The de-monopolization of the tourism industry in Kenya and other parts of Sub-Saharan Africa, as well as changes in the way travelers plan their travels (such as increased interest in supporting locally-run business and promoting inclusive economic growth), has opened up opportunities for locally-owned operators to thrive in the market. One such organization is Travel4Purpose (T4P), a Kenyan-based travel company working with locals, at a grassroots level, to provide authentic experiences and valuable cultural exchanges. “Sustainable travel is key to ensuring we can continue to enjoy the beauties of Kenya while being respectful to the culture, the land, and its people. I believe Kenya has great potential for sustainable travel and inclusive growth,” T4P founder, Sham, explains. 

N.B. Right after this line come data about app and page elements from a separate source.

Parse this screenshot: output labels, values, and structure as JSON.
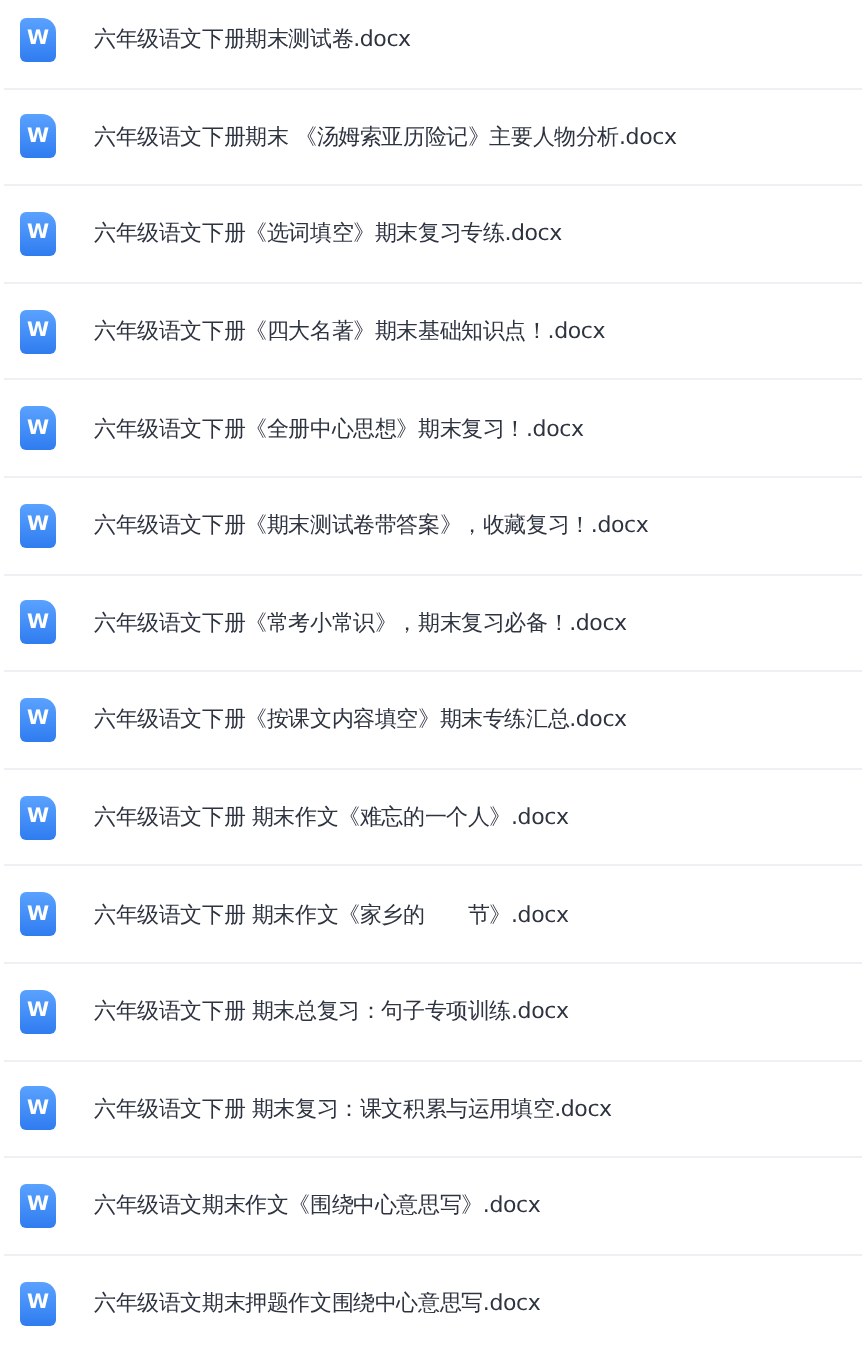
{
  "files": [
    {
      "icon_text": "W",
      "name": "六年级语文下册期末测试卷.docx"
    },
    {
      "icon_text": "W",
      "name": "六年级语文下册期末 《汤姆索亚历险记》主要人物分析.docx"
    },
    {
      "icon_text": "W",
      "name": "六年级语文下册《选词填空》期末复习专练.docx"
    },
    {
      "icon_text": "W",
      "name": "六年级语文下册《四大名著》期末基础知识点！.docx"
    },
    {
      "icon_text": "W",
      "name": "六年级语文下册《全册中心思想》期末复习！.docx"
    },
    {
      "icon_text": "W",
      "name": "六年级语文下册《期末测试卷带答案》，收藏复习！.docx"
    },
    {
      "icon_text": "W",
      "name": "六年级语文下册《常考小常识》，期末复习必备！.docx"
    },
    {
      "icon_text": "W",
      "name": "六年级语文下册《按课文内容填空》期末专练汇总.docx"
    },
    {
      "icon_text": "W",
      "name": "六年级语文下册 期末作文《难忘的一个人》.docx"
    },
    {
      "icon_text": "W",
      "name": "六年级语文下册 期末作文《家乡的　　节》.docx"
    },
    {
      "icon_text": "W",
      "name": "六年级语文下册 期末总复习：句子专项训练.docx"
    },
    {
      "icon_text": "W",
      "name": "六年级语文下册 期末复习：课文积累与运用填空.docx"
    },
    {
      "icon_text": "W",
      "name": "六年级语文期末作文《围绕中心意思写》.docx"
    },
    {
      "icon_text": "W",
      "name": "六年级语文期末押题作文围绕中心意思写.docx"
    }
  ]
}
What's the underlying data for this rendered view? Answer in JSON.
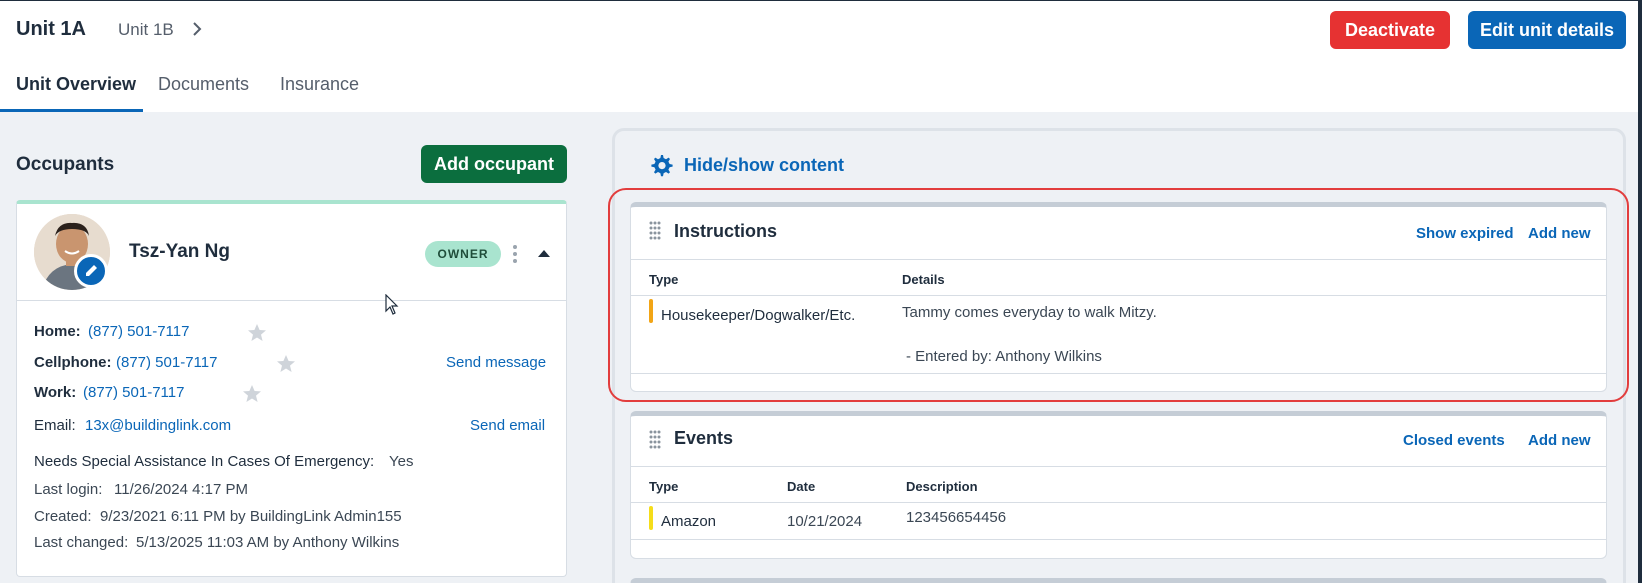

Sustainable travel experience aggregate, I Like Local, works closely with local non-profit organizations to train communities in tourism development and help them put their experiences on the map via the I Like Local platform. Founder, Sanne Meijboom, explains, “In the past five years, a lot of effort has been taken to involve and let communities in Kenya benefit from the tourism industry in their country. Not only to provide them with a fair share but also to give them a source of income that can ultimately lead to the prevention of illegal income-generating activities such as poaching.” 

COVID-19 and its influence on Kenya’s tourism industry

COVID-19 remains one of the greatest challenges facing the travel and tourism industry in Kenya but tourism officials remain positive. Strategies suggest the industry will leverage domestic tourism, driven by Kenya’s growing middle class, and continue to develop relations with neighboring markets. 

Earlier this month, Lufthansa Group carrier Eurowings launched two weekly flights between Frankfurt and Mombasa. Cabinet Secretary for Tourism and Wildlife, Najib Balala, explains, “Kenya has been making great progress as a destination in attracting tourists from different markets and especially from Europe. This flight is yet another milestone in the recovery of activities in the country.” 

Sustainable tourism - Maasai Mara. Photo: David Murphy NOTM
Maasai Mara. Photo: David Murphy NOTM